If you believe bottled water in India is safe, think again.
A large number of packaged water samples in the country were found to be spurious. In 2014-15, almost one-third—31%, to be precise—of the samples tested by the Indian government were found to be adulterated or misbranded.
A total of 806 samples were collected across the country. Of these, 734 were analysed, Ram Vilas Paswan, the minister for consumer affairs, food and public distribution, told parliament on May 03, in a written reply to a question. In 2013-14, of the 2,977 samples tested, about 20% were found to be adulterated or misbranded.
Here are five states with the most adulterated or misbranded samples found in 2014-15:
India has over 5,000 manufacturers (pdf) of packaged drinking water holding the Bureau of Indian Standards (BIS) licence. The bottled water industry in India stood at Rs12,100 crore ($1.8 billion) in 2015, according to Euromonitor.
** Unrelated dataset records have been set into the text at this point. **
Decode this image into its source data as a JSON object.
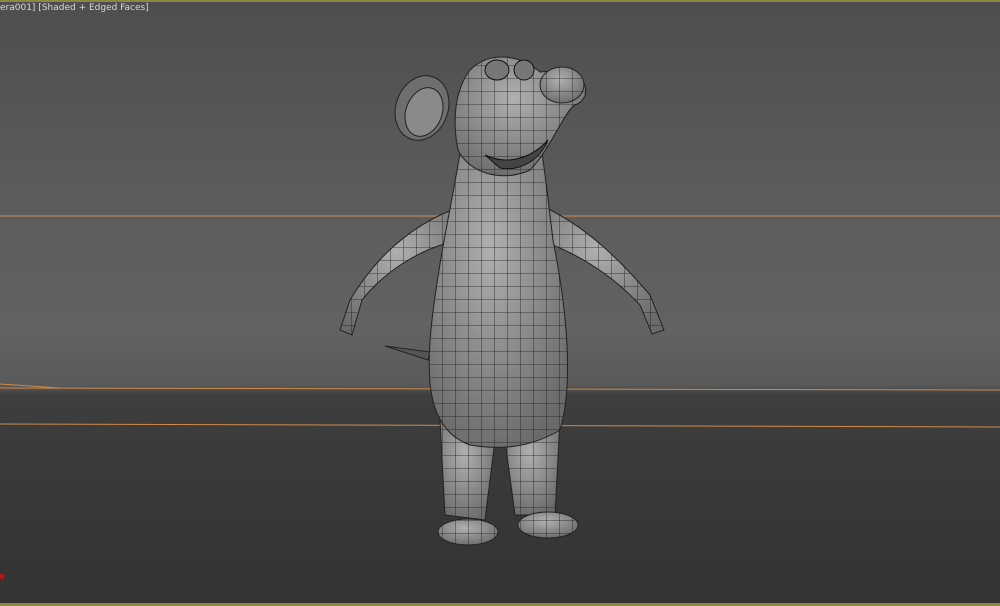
{
  "viewport": {
    "label": "era001] [Shaded + Edged Faces]",
    "active_border_color": "#8c8a3e",
    "horizon_line_color": "#d08a4a",
    "model": "mouse character mesh"
  }
}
The top five companies by marketshare are Bisleri, Coca Cola, PepsiCo, Parle Agro and Manikchand, commanding about 61% of the market, data shows.
Concerns around food safety in Asia’s third largest economy have come to the forefront in recent months, especially after popular instant noodle brand Maggi, owned by Nestle, was found to contain high levels of lead and monosodium glutamate.
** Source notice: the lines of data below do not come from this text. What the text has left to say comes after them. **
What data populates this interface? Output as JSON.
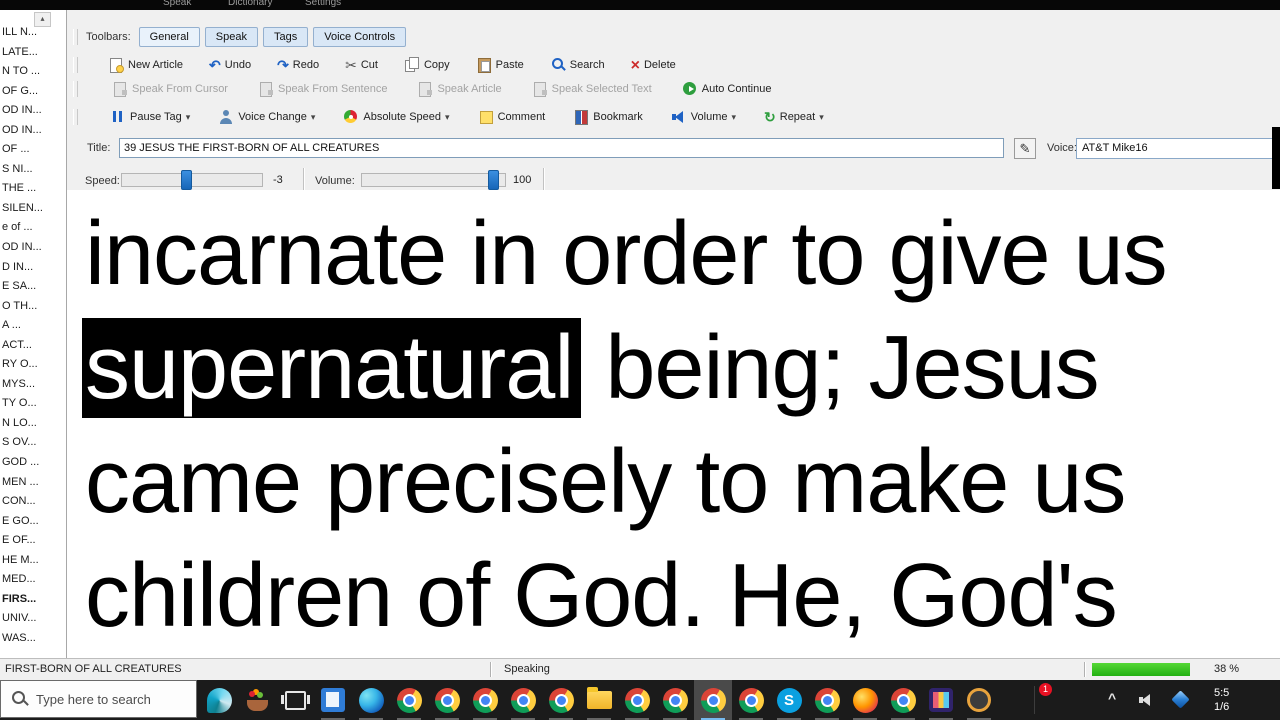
{
  "window": {
    "menu_fragments": [
      "Speak",
      "Dictionary",
      "Settings"
    ]
  },
  "glyphs": {
    "undo": "↶",
    "redo": "↷",
    "cut": "✂",
    "delete": "×",
    "repeat": "↻",
    "dropdown": "▾",
    "pencil": "✎",
    "scroll_up": "▴",
    "chevron_up": "^"
  },
  "sidebar": {
    "items": [
      "ILL N...",
      "LATE...",
      "N TO ...",
      "OF G...",
      "OD IN...",
      "OD IN...",
      "OF ...",
      "S NI...",
      "THE ...",
      "SILEN...",
      "e of ...",
      "OD IN...",
      "D IN...",
      "E SA...",
      "O TH...",
      "A ...",
      "ACT...",
      "RY O...",
      "MYS...",
      "TY O...",
      "N LO...",
      "S OV...",
      "GOD ...",
      "MEN ...",
      "CON...",
      "E GO...",
      "E OF...",
      "HE M...",
      "MED...",
      "FIRS...",
      "UNIV...",
      "WAS..."
    ],
    "selected_index": 29
  },
  "toolbar": {
    "toolbars_label": "Toolbars:",
    "tabs": [
      "General",
      "Speak",
      "Tags",
      "Voice Controls"
    ],
    "edit_buttons": [
      "New Article",
      "Undo",
      "Redo",
      "Cut",
      "Copy",
      "Paste",
      "Search",
      "Delete"
    ],
    "speak_buttons": [
      "Speak From Cursor",
      "Speak From Sentence",
      "Speak Article",
      "Speak Selected Text",
      "Auto Continue"
    ],
    "tag_buttons": [
      "Pause Tag",
      "Voice Change",
      "Absolute Speed",
      "Comment",
      "Bookmark",
      "Volume",
      "Repeat"
    ]
  },
  "title_row": {
    "title_label": "Title:",
    "title_value": "39 JESUS THE FIRST-BORN OF ALL CREATURES",
    "voice_label": "Voice:",
    "voice_value": "AT&T Mike16"
  },
  "controls_row": {
    "speed_label": "Speed:",
    "speed_value": "-3",
    "volume_label": "Volume:",
    "volume_value": "100"
  },
  "document": {
    "line1": "incarnate in order to give us",
    "line2_highlight": "supernatural",
    "line2_rest": " being; Jesus ",
    "line3": "came precisely to make us",
    "line4": "children of God. He, God's"
  },
  "status_bar": {
    "section1": "FIRST-BORN OF ALL CREATURES",
    "section2": "Speaking",
    "progress_percent": 38,
    "progress_label": "38 %"
  },
  "taskbar": {
    "search_placeholder": "Type here to search",
    "notification_badge": "1",
    "clock_time": "5:5",
    "clock_date": "1/6",
    "icons": [
      "paint-swirl",
      "fruit-basket",
      "task-view",
      "calculator",
      "edge",
      "chrome",
      "chrome",
      "chrome",
      "chrome",
      "chrome",
      "folder",
      "chrome",
      "chrome",
      "chrome-active",
      "chrome",
      "skype",
      "chrome",
      "firefox",
      "chrome",
      "film-reel",
      "media-player"
    ]
  }
}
Past studies of popular packaged water brands in India have highlighted safety concerns.
A 2003 study (pdf) by the Delhi-based Centre for Science and Environment (CSE) found pesticides in many of them. It collected bottles of 17 brands, including the top five—Bisleri, Bailley, Pure Life, Aquafina, and Kinley—sold in Delhi. On testing, it found pesticides residues in these samples above the limit set by the BIS.
Another study, in 2015, in Mumbai by the Bhabha Atomic Research Centre (BARC) found bromate, a possible carcinogen, in packaged drinking water samples. BARC studied 90 samples of 18 brands.
“Bottled water is in many cases drawn from ground water, which, in our country, is known to contain heavy metals that can cause chronic diseases like dementia, heart problems as well as hypertension,” Altaf Patel, a medical practitioner at Mumbai’s Jaslok Hospital, told The Times of India newspaper in 2015.
The government has strict compliance norms in place under the Food Safety and Standards Regulations, 2011 (pdf). For instance, companies must adhere to at least 51 requirements that cover colour, taste, and presence of nitrates.
But, as the data shows, uncomfortably often, they don’t.